■ PROBLEM DESCRIPTION
Each line below should be copied exactly as it stands.

Source data
== Segment start ==
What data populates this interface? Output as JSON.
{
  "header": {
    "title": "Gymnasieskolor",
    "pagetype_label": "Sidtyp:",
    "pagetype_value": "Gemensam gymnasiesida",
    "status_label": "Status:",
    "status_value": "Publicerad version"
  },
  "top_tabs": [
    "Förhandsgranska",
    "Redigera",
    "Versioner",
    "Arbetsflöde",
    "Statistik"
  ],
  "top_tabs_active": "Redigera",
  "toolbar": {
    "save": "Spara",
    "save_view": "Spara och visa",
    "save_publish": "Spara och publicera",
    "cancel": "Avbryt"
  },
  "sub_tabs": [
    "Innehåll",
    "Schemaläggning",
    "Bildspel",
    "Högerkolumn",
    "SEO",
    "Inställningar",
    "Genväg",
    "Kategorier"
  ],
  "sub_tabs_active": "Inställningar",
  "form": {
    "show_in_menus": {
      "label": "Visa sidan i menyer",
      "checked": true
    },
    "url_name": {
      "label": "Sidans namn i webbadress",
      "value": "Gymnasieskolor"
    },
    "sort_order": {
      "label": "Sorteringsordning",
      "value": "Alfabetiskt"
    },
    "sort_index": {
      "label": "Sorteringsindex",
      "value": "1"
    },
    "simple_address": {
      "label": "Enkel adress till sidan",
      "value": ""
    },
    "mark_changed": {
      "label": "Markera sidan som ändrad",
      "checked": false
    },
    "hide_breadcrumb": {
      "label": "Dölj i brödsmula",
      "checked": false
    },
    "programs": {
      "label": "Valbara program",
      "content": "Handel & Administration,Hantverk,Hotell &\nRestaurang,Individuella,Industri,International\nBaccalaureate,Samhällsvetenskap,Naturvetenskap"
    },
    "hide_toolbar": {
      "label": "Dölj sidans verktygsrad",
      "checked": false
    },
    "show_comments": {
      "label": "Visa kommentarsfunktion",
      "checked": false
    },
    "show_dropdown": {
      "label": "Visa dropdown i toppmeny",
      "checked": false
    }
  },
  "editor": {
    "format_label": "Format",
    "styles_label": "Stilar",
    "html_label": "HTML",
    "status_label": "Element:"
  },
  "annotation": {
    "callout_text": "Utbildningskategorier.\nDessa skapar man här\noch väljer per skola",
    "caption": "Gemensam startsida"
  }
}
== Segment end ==
■ RESULT
What data populates this interface? Output as JSON.
{
  "header": {
    "title": "Gymnasieskolor",
    "pagetype_label": "Sidtyp:",
    "pagetype_value": "Gemensam gymnasiesida",
    "status_label": "Status:",
    "status_value": "Publicerad version"
  },
  "top_tabs": [
    "Förhandsgranska",
    "Redigera",
    "Versioner",
    "Arbetsflöde",
    "Statistik"
  ],
  "top_tabs_active": "Redigera",
  "toolbar": {
    "save": "Spara",
    "save_view": "Spara och visa",
    "save_publish": "Spara och publicera",
    "cancel": "Avbryt"
  },
  "sub_tabs": [
    "Innehåll",
    "Schemaläggning",
    "Bildspel",
    "Högerkolumn",
    "SEO",
    "Inställningar",
    "Genväg",
    "Kategorier"
  ],
  "sub_tabs_active": "Inställningar",
  "form": {
    "show_in_menus": {
      "label": "Visa sidan i menyer",
      "checked": true
    },
    "url_name": {
      "label": "Sidans namn i webbadress",
      "value": "Gymnasieskolor"
    },
    "sort_order": {
      "label": "Sorteringsordning",
      "value": "Alfabetiskt"
    },
    "sort_index": {
      "label": "Sorteringsindex",
      "value": "1"
    },
    "simple_address": {
      "label": "Enkel adress till sidan",
      "value": ""
    },
    "mark_changed": {
      "label": "Markera sidan som ändrad",
      "checked": false
    },
    "hide_breadcrumb": {
      "label": "Dölj i brödsmula",
      "checked": false
    },
    "programs": {
      "label": "Valbara program",
      "content": "Handel & Administration,Hantverk,Hotell &\nRestaurang,Individuella,Industri,International\nBaccalaureate,Samhällsvetenskap,Naturvetenskap"
    },
    "hide_toolbar": {
      "label": "Dölj sidans verktygsrad",
      "checked": false
    },
    "show_comments": {
      "label": "Visa kommentarsfunktion",
      "checked": false
    },
    "show_dropdown": {
      "label": "Visa dropdown i toppmeny",
      "checked": false
    }
  },
  "editor": {
    "format_label": "Format",
    "styles_label": "Stilar",
    "html_label": "HTML",
    "status_label": "Element:"
  },
  "annotation": {
    "callout_text": "Utbildningskategorier.\nDessa skapar man här\noch väljer per skola",
    "caption": "Gemensam startsida"
  }
}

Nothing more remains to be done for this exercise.